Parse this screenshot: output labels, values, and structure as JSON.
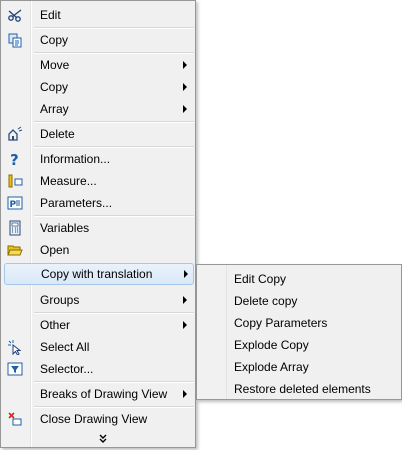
{
  "menu": {
    "items": [
      {
        "label": "Edit",
        "icon": "scissors-edit-icon"
      },
      {
        "label": "Copy",
        "icon": "copy-icon"
      },
      {
        "label": "Move"
      },
      {
        "label": "Copy"
      },
      {
        "label": "Array"
      },
      {
        "label": "Delete",
        "icon": "delete-icon"
      },
      {
        "label": "Information...",
        "icon": "question-icon"
      },
      {
        "label": "Measure...",
        "icon": "measure-icon"
      },
      {
        "label": "Parameters...",
        "icon": "parameters-icon"
      },
      {
        "label": "Variables",
        "icon": "calculator-icon"
      },
      {
        "label": "Open",
        "icon": "folder-open-icon"
      },
      {
        "label": "Copy with translation"
      },
      {
        "label": "Groups"
      },
      {
        "label": "Other"
      },
      {
        "label": "Select All",
        "icon": "select-all-icon"
      },
      {
        "label": "Selector...",
        "icon": "selector-filter-icon"
      },
      {
        "label": "Breaks of Drawing View"
      },
      {
        "label": "Close Drawing View",
        "icon": "close-view-icon"
      }
    ],
    "more_icon": "chevron-double-down-icon"
  },
  "submenu": {
    "parent": "Copy with translation",
    "items": [
      {
        "label": "Edit Copy"
      },
      {
        "label": "Delete copy"
      },
      {
        "label": "Copy Parameters"
      },
      {
        "label": "Explode Copy"
      },
      {
        "label": "Explode Array"
      },
      {
        "label": "Restore deleted elements"
      }
    ]
  },
  "colors": {
    "menu_background": "#f0f0f0",
    "border": "#979797",
    "highlight_fill": "#dce9f8",
    "highlight_border": "#a7c7ea",
    "icon_blue": "#1f5fa8",
    "icon_yellow": "#e8c21a",
    "icon_red": "#d9261c"
  }
}
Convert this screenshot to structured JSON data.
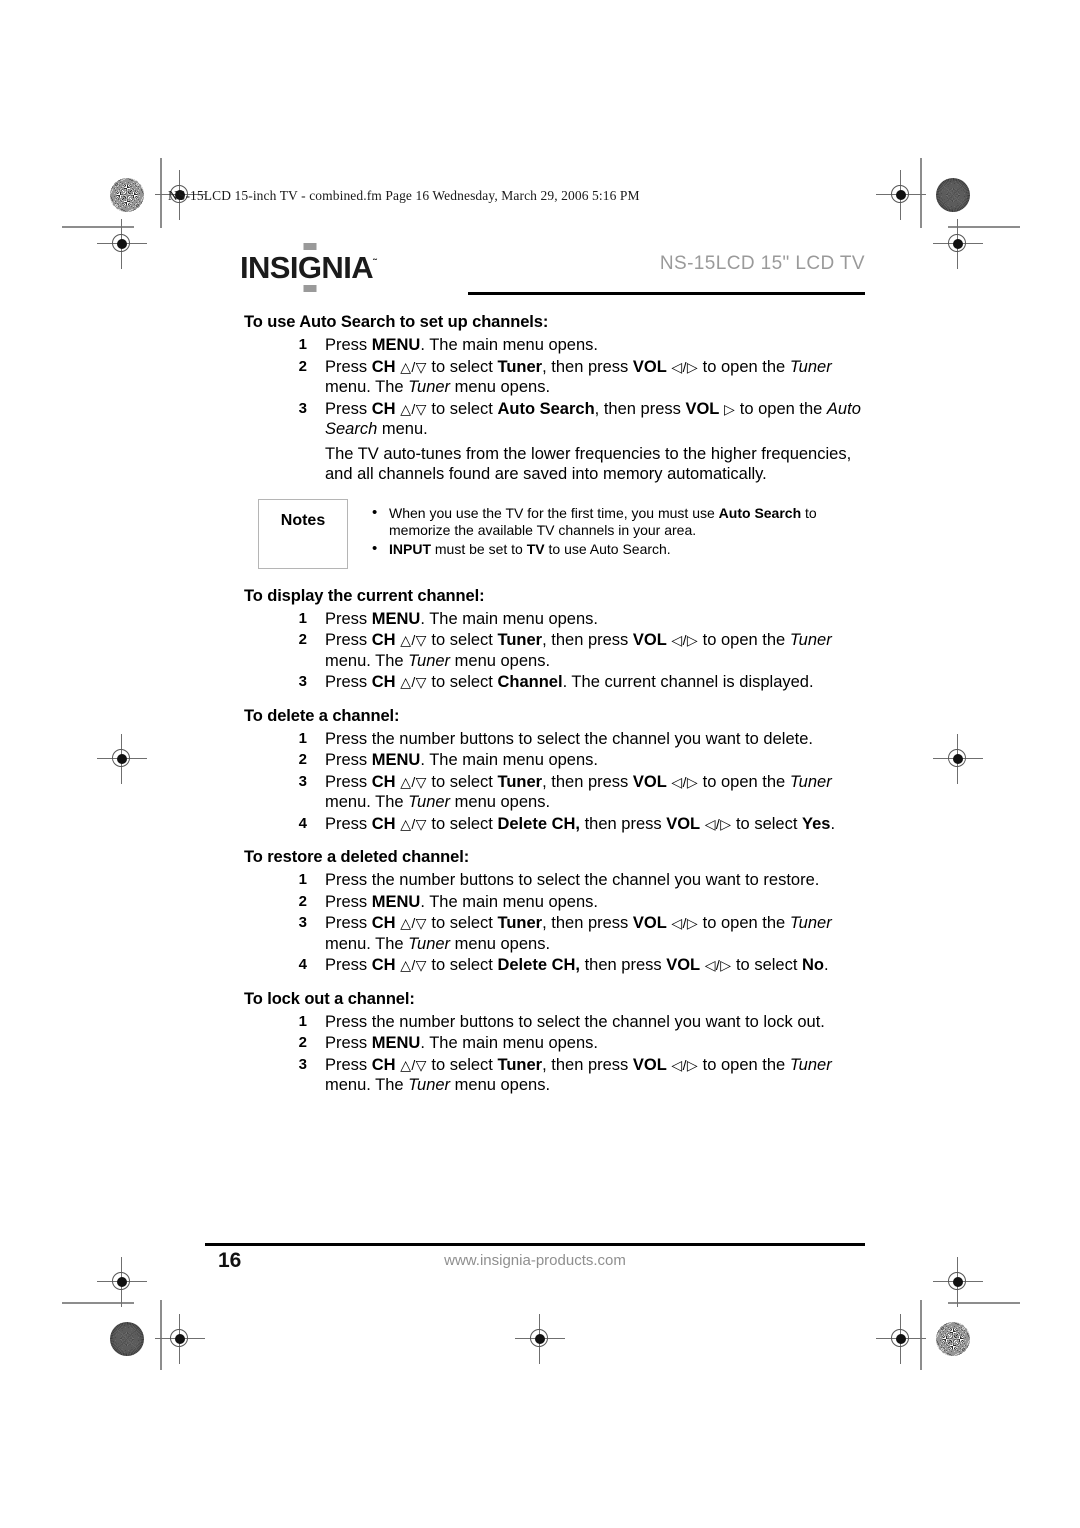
{
  "print_header": {
    "file_line": "NS-15LCD 15-inch TV - combined.fm  Page 16  Wednesday, March 29, 2006  5:16 PM"
  },
  "masthead": {
    "logo_part1": "INSI",
    "logo_g": "G",
    "logo_part2": "NIA",
    "logo_tm": "˜",
    "model_title": "NS-15LCD 15\" LCD TV"
  },
  "sections": [
    {
      "heading": "To use Auto Search to set up channels:",
      "steps": [
        "1_menu",
        "2_tuner",
        "3_autosearch"
      ],
      "paragraph": "The TV auto-tunes from the lower frequencies to the higher frequencies, and all channels found are saved into memory automatically."
    },
    {
      "heading": "To display the current channel:"
    },
    {
      "heading": "To delete a channel:"
    },
    {
      "heading": "To restore a deleted channel:"
    },
    {
      "heading": "To lock out a channel:"
    }
  ],
  "headings": {
    "auto_search": "To use Auto Search to set up channels:",
    "display_channel": "To display the current channel:",
    "delete_channel": "To delete a channel:",
    "restore_channel": "To restore a deleted channel:",
    "lock_channel": "To lock out a channel:"
  },
  "labels": {
    "press": "Press ",
    "menu": "MENU",
    "menu_tail": ". The main menu opens.",
    "ch": "CH",
    "vol": "VOL",
    "to_select": " to select ",
    "then_press": ", then press ",
    "then_press_nocomma": " then press ",
    "to_open_the": " to open the",
    "to_open": " to open",
    "tuner": "Tuner",
    "tuner_menu_line": " menu. The ",
    "tuner_menu_opens": " menu opens.",
    "auto_search_bold": "Auto Search",
    "the_word": "the ",
    "auto_search_italic": "Auto Search",
    "menu_period": " menu.",
    "channel_bold": "Channel",
    "channel_tail": ". The current channel is displayed.",
    "number_buttons_delete": "Press the number buttons to select the channel you want to delete.",
    "number_buttons_restore": "Press the number buttons to select the channel you want to restore.",
    "number_buttons_lock": "Press the number buttons to select the channel you want to lock out.",
    "delete_ch_bold": "Delete CH,",
    "to_select_word": " to",
    "select_word": "select ",
    "yes": "Yes",
    "no": "No",
    "period": "."
  },
  "arrows": {
    "up": "△",
    "down": "▽",
    "left": "◁",
    "right": "▷",
    "slash": "/"
  },
  "notes": {
    "label": "Notes",
    "items": [
      {
        "pre": "When you use the TV for the first time, you must use ",
        "bold": "Auto Search",
        "post": " to memorize the available TV channels in your area."
      },
      {
        "pre": "",
        "bold": "INPUT",
        "mid": " must be set to ",
        "bold2": "TV",
        "post": " to use Auto Search."
      }
    ]
  },
  "footer": {
    "page_number": "16",
    "url": "www.insignia-products.com"
  },
  "colors": {
    "title_gray": "#9a9a9a",
    "rule_black": "#000000",
    "notes_border": "#b5b5b5",
    "url_gray": "#8f8f8f"
  }
}
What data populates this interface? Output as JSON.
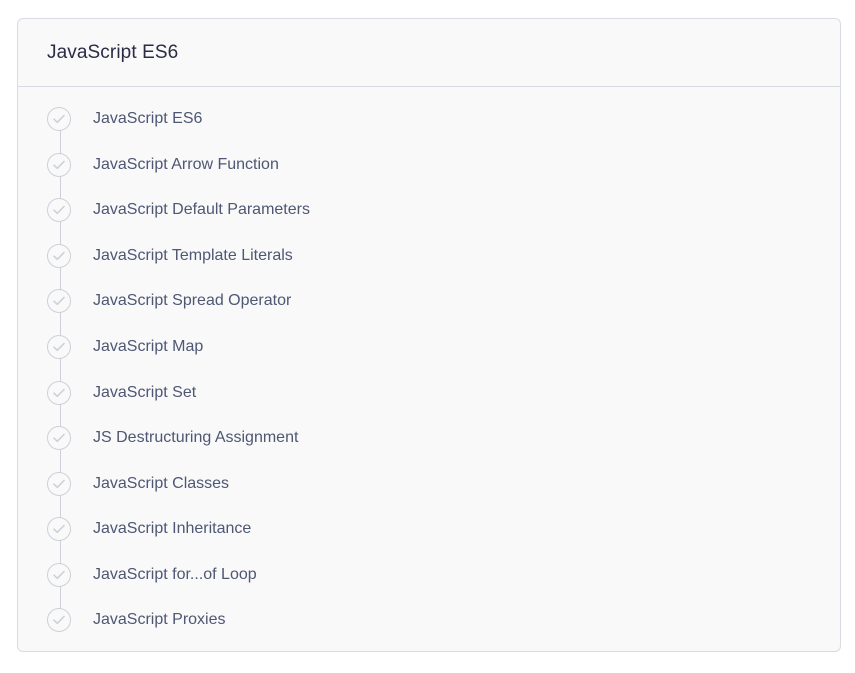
{
  "section": {
    "title": "JavaScript ES6"
  },
  "topics": [
    {
      "label": "JavaScript ES6"
    },
    {
      "label": "JavaScript Arrow Function"
    },
    {
      "label": "JavaScript Default Parameters"
    },
    {
      "label": "JavaScript Template Literals"
    },
    {
      "label": "JavaScript Spread Operator"
    },
    {
      "label": "JavaScript Map"
    },
    {
      "label": "JavaScript Set"
    },
    {
      "label": "JS Destructuring Assignment"
    },
    {
      "label": "JavaScript Classes"
    },
    {
      "label": "JavaScript Inheritance"
    },
    {
      "label": "JavaScript for...of Loop"
    },
    {
      "label": "JavaScript Proxies"
    }
  ],
  "icons": {
    "status": "check-circle-icon"
  },
  "colors": {
    "text": "#4e5773",
    "title": "#2b2b45",
    "border": "#d9dbe2",
    "check": "#cdd0d8",
    "background": "#f9f9fa"
  }
}
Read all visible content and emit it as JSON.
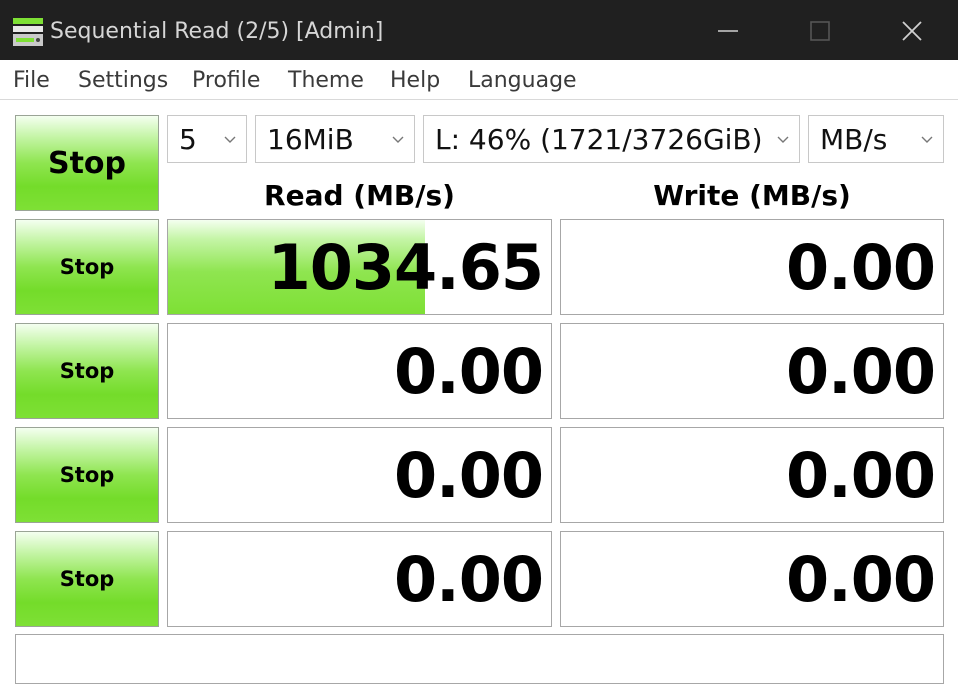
{
  "window": {
    "title": "Sequential Read (2/5) [Admin]",
    "icon": "disk-benchmark-icon"
  },
  "menu": [
    "File",
    "Settings",
    "Profile",
    "Theme",
    "Help",
    "Language"
  ],
  "toolbar": {
    "main_button": "Stop",
    "count": "5",
    "size": "16MiB",
    "drive": "L: 46% (1721/3726GiB)",
    "unit": "MB/s"
  },
  "headers": {
    "read": "Read (MB/s)",
    "write": "Write (MB/s)"
  },
  "rows": [
    {
      "button": "Stop",
      "read": "1034.65",
      "write": "0.00",
      "read_progress": 0.67
    },
    {
      "button": "Stop",
      "read": "0.00",
      "write": "0.00",
      "read_progress": 0
    },
    {
      "button": "Stop",
      "read": "0.00",
      "write": "0.00",
      "read_progress": 0
    },
    {
      "button": "Stop",
      "read": "0.00",
      "write": "0.00",
      "read_progress": 0
    }
  ],
  "status": "",
  "colors": {
    "titlebar": "#202020",
    "button_green": "#74dc2a"
  }
}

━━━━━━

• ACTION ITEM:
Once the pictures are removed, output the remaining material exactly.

• EXERCISE RESPONSE:
Parse this screenshot: output labels, values, and structure as JSON.
{
  "menu": {
    "items": [
      {
        "label": "Edit",
        "icon": "scissors-edit-icon"
      },
      {
        "label": "Copy",
        "icon": "copy-icon"
      },
      {
        "label": "Move"
      },
      {
        "label": "Copy"
      },
      {
        "label": "Array"
      },
      {
        "label": "Delete",
        "icon": "delete-icon"
      },
      {
        "label": "Information...",
        "icon": "question-icon"
      },
      {
        "label": "Measure...",
        "icon": "measure-icon"
      },
      {
        "label": "Parameters...",
        "icon": "parameters-icon"
      },
      {
        "label": "Variables",
        "icon": "calculator-icon"
      },
      {
        "label": "Open",
        "icon": "folder-open-icon"
      },
      {
        "label": "Copy with translation"
      },
      {
        "label": "Groups"
      },
      {
        "label": "Other"
      },
      {
        "label": "Select All",
        "icon": "select-all-icon"
      },
      {
        "label": "Selector...",
        "icon": "selector-filter-icon"
      },
      {
        "label": "Breaks of Drawing View"
      },
      {
        "label": "Close Drawing View",
        "icon": "close-view-icon"
      }
    ],
    "more_icon": "chevron-double-down-icon"
  },
  "submenu": {
    "parent": "Copy with translation",
    "items": [
      {
        "label": "Edit Copy"
      },
      {
        "label": "Delete copy"
      },
      {
        "label": "Copy Parameters"
      },
      {
        "label": "Explode Copy"
      },
      {
        "label": "Explode Array"
      },
      {
        "label": "Restore deleted elements"
      }
    ]
  },
  "colors": {
    "menu_background": "#f0f0f0",
    "border": "#979797",
    "highlight_fill": "#dce9f8",
    "highlight_border": "#a7c7ea",
    "icon_blue": "#1f5fa8",
    "icon_yellow": "#e8c21a",
    "icon_red": "#d9261c"
  }
}
Convert this screenshot to structured JSON data.
{
  "print_header": {
    "file_line": "NS-15LCD 15-inch TV - combined.fm  Page 16  Wednesday, March 29, 2006  5:16 PM"
  },
  "masthead": {
    "logo_part1": "INSI",
    "logo_g": "G",
    "logo_part2": "NIA",
    "logo_tm": "˜",
    "model_title": "NS-15LCD 15\" LCD TV"
  },
  "sections": [
    {
      "heading": "To use Auto Search to set up channels:",
      "steps": [
        "1_menu",
        "2_tuner",
        "3_autosearch"
      ],
      "paragraph": "The TV auto-tunes from the lower frequencies to the higher frequencies, and all channels found are saved into memory automatically."
    },
    {
      "heading": "To display the current channel:"
    },
    {
      "heading": "To delete a channel:"
    },
    {
      "heading": "To restore a deleted channel:"
    },
    {
      "heading": "To lock out a channel:"
    }
  ],
  "headings": {
    "auto_search": "To use Auto Search to set up channels:",
    "display_channel": "To display the current channel:",
    "delete_channel": "To delete a channel:",
    "restore_channel": "To restore a deleted channel:",
    "lock_channel": "To lock out a channel:"
  },
  "labels": {
    "press": "Press ",
    "menu": "MENU",
    "menu_tail": ". The main menu opens.",
    "ch": "CH",
    "vol": "VOL",
    "to_select": " to select ",
    "then_press": ", then press ",
    "then_press_nocomma": " then press ",
    "to_open_the": " to open the",
    "to_open": " to open",
    "tuner": "Tuner",
    "tuner_menu_line": " menu. The ",
    "tuner_menu_opens": " menu opens.",
    "auto_search_bold": "Auto Search",
    "the_word": "the ",
    "auto_search_italic": "Auto Search",
    "menu_period": " menu.",
    "channel_bold": "Channel",
    "channel_tail": ". The current channel is displayed.",
    "number_buttons_delete": "Press the number buttons to select the channel you want to delete.",
    "number_buttons_restore": "Press the number buttons to select the channel you want to restore.",
    "number_buttons_lock": "Press the number buttons to select the channel you want to lock out.",
    "delete_ch_bold": "Delete CH,",
    "to_select_word": " to",
    "select_word": "select ",
    "yes": "Yes",
    "no": "No",
    "period": "."
  },
  "arrows": {
    "up": "△",
    "down": "▽",
    "left": "◁",
    "right": "▷",
    "slash": "/"
  },
  "notes": {
    "label": "Notes",
    "items": [
      {
        "pre": "When you use the TV for the first time, you must use ",
        "bold": "Auto Search",
        "post": " to memorize the available TV channels in your area."
      },
      {
        "pre": "",
        "bold": "INPUT",
        "mid": " must be set to ",
        "bold2": "TV",
        "post": " to use Auto Search."
      }
    ]
  },
  "footer": {
    "page_number": "16",
    "url": "www.insignia-products.com"
  },
  "colors": {
    "title_gray": "#9a9a9a",
    "rule_black": "#000000",
    "notes_border": "#b5b5b5",
    "url_gray": "#8f8f8f"
  }
}
What data populates this interface? Output as JSON.
{
  "section": {
    "title": "JavaScript ES6"
  },
  "topics": [
    {
      "label": "JavaScript ES6"
    },
    {
      "label": "JavaScript Arrow Function"
    },
    {
      "label": "JavaScript Default Parameters"
    },
    {
      "label": "JavaScript Template Literals"
    },
    {
      "label": "JavaScript Spread Operator"
    },
    {
      "label": "JavaScript Map"
    },
    {
      "label": "JavaScript Set"
    },
    {
      "label": "JS Destructuring Assignment"
    },
    {
      "label": "JavaScript Classes"
    },
    {
      "label": "JavaScript Inheritance"
    },
    {
      "label": "JavaScript for...of Loop"
    },
    {
      "label": "JavaScript Proxies"
    }
  ],
  "icons": {
    "status": "check-circle-icon"
  },
  "colors": {
    "text": "#4e5773",
    "title": "#2b2b45",
    "border": "#d9dbe2",
    "check": "#cdd0d8",
    "background": "#f9f9fa"
  }
}
Read all visible content and emit it as JSON.
{
  "window": {
    "title": "Sequential Read (2/5) [Admin]",
    "icon": "disk-benchmark-icon"
  },
  "menu": [
    "File",
    "Settings",
    "Profile",
    "Theme",
    "Help",
    "Language"
  ],
  "toolbar": {
    "main_button": "Stop",
    "count": "5",
    "size": "16MiB",
    "drive": "L: 46% (1721/3726GiB)",
    "unit": "MB/s"
  },
  "headers": {
    "read": "Read (MB/s)",
    "write": "Write (MB/s)"
  },
  "rows": [
    {
      "button": "Stop",
      "read": "1034.65",
      "write": "0.00",
      "read_progress": 0.67
    },
    {
      "button": "Stop",
      "read": "0.00",
      "write": "0.00",
      "read_progress": 0
    },
    {
      "button": "Stop",
      "read": "0.00",
      "write": "0.00",
      "read_progress": 0
    },
    {
      "button": "Stop",
      "read": "0.00",
      "write": "0.00",
      "read_progress": 0
    }
  ],
  "status": "",
  "colors": {
    "titlebar": "#202020",
    "button_green": "#74dc2a"
  }
}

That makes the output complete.